A taxonomic revision of Southern Hemisphere bracteate-prostrate forget-me-nots (Myosotis, Boraginaceae) is presented here. The group comprises mostly species endemic to New Zealand plus the South American M. antarctica (also Campbell Island) and M. albiflora. The statistical analyses of morphological data from herbarium specimens reported here support recognition of five main subgroups based on habit.

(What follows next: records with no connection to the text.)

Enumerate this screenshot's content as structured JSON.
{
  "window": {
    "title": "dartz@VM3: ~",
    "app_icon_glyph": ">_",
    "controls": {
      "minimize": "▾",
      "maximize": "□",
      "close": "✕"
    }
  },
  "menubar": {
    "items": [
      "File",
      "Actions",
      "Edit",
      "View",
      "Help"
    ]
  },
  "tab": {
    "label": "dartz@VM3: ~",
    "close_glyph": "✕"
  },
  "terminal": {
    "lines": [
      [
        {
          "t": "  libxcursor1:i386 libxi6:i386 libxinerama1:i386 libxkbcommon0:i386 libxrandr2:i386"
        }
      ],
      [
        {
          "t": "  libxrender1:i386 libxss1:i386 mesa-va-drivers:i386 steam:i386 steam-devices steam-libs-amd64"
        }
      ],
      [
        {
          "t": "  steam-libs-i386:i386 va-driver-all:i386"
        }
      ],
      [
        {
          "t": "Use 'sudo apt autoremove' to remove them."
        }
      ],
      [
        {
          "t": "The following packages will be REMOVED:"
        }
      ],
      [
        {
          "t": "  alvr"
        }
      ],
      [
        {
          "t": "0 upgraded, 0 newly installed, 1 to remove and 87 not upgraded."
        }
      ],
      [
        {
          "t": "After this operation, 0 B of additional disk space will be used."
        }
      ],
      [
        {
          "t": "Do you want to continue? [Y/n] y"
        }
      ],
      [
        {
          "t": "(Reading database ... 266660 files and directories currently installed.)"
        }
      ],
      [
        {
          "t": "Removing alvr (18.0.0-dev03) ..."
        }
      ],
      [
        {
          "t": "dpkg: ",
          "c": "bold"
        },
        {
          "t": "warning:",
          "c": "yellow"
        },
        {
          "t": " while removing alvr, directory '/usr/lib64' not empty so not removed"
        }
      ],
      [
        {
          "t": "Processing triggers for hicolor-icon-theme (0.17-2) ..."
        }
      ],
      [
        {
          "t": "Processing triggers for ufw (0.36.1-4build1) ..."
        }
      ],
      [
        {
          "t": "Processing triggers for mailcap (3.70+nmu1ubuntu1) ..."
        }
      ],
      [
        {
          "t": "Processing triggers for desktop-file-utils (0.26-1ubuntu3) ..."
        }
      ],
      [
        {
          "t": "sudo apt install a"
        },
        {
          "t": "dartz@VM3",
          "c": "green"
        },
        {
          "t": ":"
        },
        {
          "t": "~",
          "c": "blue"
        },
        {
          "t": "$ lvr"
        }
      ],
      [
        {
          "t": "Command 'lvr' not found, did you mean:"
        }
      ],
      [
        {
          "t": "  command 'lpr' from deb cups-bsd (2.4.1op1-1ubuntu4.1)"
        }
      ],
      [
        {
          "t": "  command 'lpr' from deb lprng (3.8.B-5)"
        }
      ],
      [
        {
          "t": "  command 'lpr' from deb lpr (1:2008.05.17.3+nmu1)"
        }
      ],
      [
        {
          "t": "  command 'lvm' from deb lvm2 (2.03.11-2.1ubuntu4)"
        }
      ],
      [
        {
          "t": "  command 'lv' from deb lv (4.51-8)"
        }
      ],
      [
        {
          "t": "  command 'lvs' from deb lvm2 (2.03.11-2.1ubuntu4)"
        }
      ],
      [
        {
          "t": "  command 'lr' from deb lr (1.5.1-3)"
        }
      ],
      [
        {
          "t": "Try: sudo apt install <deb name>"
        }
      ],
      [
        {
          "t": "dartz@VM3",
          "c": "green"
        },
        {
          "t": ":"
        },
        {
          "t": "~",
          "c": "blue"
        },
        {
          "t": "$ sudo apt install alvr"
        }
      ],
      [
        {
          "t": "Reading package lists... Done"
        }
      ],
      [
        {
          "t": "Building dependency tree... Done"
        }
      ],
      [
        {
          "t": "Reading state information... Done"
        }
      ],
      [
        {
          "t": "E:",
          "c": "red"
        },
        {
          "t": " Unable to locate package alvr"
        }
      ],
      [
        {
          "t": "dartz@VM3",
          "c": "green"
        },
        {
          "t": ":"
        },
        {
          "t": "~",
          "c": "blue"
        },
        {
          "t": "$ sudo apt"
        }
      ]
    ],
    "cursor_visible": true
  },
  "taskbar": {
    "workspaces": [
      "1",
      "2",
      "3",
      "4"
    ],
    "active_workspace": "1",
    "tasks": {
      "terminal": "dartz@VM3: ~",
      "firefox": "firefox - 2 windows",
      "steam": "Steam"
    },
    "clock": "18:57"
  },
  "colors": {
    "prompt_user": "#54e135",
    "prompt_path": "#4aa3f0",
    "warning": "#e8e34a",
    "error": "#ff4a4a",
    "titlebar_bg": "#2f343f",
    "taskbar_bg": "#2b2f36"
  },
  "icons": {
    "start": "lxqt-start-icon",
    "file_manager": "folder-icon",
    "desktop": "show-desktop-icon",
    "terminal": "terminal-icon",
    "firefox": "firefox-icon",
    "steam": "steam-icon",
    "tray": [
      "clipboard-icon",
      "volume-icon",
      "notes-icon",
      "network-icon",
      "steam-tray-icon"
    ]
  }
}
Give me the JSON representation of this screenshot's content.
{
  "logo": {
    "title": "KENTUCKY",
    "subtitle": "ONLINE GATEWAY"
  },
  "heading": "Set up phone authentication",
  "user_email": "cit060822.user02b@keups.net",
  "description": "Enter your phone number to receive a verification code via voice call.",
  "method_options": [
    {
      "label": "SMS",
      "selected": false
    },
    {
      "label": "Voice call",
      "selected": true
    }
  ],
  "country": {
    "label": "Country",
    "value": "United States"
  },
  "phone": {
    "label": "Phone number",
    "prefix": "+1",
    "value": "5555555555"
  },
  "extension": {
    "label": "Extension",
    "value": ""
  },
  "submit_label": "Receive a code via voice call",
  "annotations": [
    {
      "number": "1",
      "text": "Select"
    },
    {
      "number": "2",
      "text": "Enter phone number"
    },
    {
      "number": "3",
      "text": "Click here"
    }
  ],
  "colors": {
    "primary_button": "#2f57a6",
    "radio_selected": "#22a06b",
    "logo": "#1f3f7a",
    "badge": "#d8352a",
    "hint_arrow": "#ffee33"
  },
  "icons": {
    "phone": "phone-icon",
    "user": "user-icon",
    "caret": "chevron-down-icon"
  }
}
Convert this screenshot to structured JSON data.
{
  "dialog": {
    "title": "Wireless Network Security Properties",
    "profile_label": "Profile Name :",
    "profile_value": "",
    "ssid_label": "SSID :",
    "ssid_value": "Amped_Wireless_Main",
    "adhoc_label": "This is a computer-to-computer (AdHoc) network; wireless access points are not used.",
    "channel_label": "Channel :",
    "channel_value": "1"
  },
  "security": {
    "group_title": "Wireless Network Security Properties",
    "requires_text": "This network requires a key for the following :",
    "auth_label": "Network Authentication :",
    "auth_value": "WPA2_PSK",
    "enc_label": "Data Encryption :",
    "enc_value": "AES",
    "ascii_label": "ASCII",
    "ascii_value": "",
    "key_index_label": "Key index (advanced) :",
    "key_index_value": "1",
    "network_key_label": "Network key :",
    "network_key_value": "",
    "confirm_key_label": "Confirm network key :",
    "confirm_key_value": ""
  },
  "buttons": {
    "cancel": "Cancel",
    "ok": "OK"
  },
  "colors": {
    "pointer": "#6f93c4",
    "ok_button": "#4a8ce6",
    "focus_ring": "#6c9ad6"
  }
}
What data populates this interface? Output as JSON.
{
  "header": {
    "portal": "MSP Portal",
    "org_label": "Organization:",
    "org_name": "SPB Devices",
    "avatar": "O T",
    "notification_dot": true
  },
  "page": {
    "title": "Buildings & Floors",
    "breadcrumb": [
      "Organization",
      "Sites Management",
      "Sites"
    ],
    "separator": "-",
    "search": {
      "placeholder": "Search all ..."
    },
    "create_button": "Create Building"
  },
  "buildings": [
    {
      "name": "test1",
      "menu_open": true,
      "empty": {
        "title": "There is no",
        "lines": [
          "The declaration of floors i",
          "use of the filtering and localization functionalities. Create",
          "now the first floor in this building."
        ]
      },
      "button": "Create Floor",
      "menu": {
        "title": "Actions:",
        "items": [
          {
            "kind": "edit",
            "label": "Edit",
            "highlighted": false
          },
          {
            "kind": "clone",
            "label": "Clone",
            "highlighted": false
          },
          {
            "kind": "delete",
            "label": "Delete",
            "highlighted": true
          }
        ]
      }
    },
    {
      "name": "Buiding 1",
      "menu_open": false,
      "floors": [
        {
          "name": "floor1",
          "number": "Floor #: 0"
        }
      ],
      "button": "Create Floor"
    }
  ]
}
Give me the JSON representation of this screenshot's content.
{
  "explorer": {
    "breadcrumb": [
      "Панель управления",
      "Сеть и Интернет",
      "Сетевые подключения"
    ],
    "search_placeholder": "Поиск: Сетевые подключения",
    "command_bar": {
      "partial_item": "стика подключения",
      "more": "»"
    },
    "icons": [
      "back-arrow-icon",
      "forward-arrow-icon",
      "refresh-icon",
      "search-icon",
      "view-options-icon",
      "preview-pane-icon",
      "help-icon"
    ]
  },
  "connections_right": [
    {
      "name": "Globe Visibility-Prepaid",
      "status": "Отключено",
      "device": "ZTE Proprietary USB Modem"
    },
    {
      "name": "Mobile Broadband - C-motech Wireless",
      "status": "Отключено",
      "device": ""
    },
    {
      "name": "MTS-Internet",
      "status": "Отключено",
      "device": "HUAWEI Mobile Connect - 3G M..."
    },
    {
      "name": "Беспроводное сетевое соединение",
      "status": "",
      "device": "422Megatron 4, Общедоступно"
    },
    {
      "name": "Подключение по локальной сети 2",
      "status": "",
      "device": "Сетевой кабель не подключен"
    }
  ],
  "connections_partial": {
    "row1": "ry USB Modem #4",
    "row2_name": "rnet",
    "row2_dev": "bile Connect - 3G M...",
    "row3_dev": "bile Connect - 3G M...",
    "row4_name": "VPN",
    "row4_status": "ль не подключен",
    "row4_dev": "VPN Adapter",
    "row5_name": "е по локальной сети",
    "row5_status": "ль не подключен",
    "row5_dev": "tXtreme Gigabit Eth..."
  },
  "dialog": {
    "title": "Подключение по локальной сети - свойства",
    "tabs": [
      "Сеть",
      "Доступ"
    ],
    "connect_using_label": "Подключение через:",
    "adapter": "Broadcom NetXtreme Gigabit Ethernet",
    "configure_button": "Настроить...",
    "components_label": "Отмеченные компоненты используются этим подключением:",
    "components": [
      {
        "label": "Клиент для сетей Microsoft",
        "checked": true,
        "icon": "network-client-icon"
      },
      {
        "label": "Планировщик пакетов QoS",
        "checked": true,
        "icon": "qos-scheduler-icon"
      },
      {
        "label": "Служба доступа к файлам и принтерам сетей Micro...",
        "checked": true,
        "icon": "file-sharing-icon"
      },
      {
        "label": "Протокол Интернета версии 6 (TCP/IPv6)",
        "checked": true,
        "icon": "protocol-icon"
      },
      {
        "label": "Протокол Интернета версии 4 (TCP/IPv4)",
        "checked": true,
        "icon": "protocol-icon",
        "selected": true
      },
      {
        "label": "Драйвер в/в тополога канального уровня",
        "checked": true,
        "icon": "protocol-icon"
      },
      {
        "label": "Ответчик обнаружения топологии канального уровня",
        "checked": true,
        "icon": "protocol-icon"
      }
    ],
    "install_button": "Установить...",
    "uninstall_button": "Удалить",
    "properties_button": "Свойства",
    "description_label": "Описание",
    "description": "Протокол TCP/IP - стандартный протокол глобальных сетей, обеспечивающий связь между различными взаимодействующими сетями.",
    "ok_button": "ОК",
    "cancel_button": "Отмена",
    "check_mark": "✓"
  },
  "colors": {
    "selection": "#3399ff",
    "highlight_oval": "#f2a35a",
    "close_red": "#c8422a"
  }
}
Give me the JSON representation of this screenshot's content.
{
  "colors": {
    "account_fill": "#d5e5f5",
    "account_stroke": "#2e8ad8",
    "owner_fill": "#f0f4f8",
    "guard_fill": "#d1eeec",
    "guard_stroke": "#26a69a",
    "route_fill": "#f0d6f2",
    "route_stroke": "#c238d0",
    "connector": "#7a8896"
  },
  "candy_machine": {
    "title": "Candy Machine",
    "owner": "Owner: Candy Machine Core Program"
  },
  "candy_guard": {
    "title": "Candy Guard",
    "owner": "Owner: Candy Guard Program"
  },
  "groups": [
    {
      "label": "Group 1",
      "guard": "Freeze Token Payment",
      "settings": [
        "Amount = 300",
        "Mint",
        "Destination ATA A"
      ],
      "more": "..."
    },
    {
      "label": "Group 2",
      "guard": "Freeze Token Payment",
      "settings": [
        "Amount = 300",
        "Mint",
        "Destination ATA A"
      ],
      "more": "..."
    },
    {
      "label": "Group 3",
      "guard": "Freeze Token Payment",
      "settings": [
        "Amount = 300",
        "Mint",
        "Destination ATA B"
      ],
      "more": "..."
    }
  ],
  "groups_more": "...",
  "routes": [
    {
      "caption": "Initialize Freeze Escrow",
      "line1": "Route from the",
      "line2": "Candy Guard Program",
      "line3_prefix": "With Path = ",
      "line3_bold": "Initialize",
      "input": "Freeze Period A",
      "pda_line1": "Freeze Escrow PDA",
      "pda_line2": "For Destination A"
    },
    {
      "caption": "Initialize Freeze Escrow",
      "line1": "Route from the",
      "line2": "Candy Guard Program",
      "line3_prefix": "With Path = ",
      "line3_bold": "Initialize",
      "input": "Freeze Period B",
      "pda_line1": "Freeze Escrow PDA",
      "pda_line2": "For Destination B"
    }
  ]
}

Excluding the M. pygmaea species group (M. antarctica, M. brevis, M. drucei, M. glauca, and M. pygmaea), which is being treated elsewhere, fourteen species are recognised in the four remaining subgroups: 1) creeping species group: M. matthewsii, M. chaffeyorum, M. spatulata, M. tenericaulis, and M. albiflora; 2) cushion species group: M. uniflora, M. pulvinaris, and M. glabrescens; 3) M. cheesemanii+M. colensoi species group: M. cheesemanii and M. colensoi; and 4) M. lyallii species group: M. lyalli and new species M. retrorsa Meudt, Prebble & Hindmarsh-Walls. New species Myosotis umbrosa Meudt, Prebble & Thorsen and M. bryonoma Meudt, Prebble & Thorsen do not fit comfortably within these subgroups. Myosotis elderi is treated as M. lyallii subsp. elderi (L.B.Moore) Meudt & Prebble. For each of the fourteen species revised here, a key to species, descriptions, phenology, distributions, maps, illustrations, specimens examined and notes are provided. Some specimens examined do not fit within these species and require additional comparative studies, including with certain ebracteate-erect species, before taxonomic decisions can be made. Future research on these and other Southern Hemisphere Myosotis should incorporate the morphological data presented here with additional genetic, cytological, pollen, and other data in an integrative systematic framework.

SB17045  Accepted 23 November 2017

© CSIRO 2017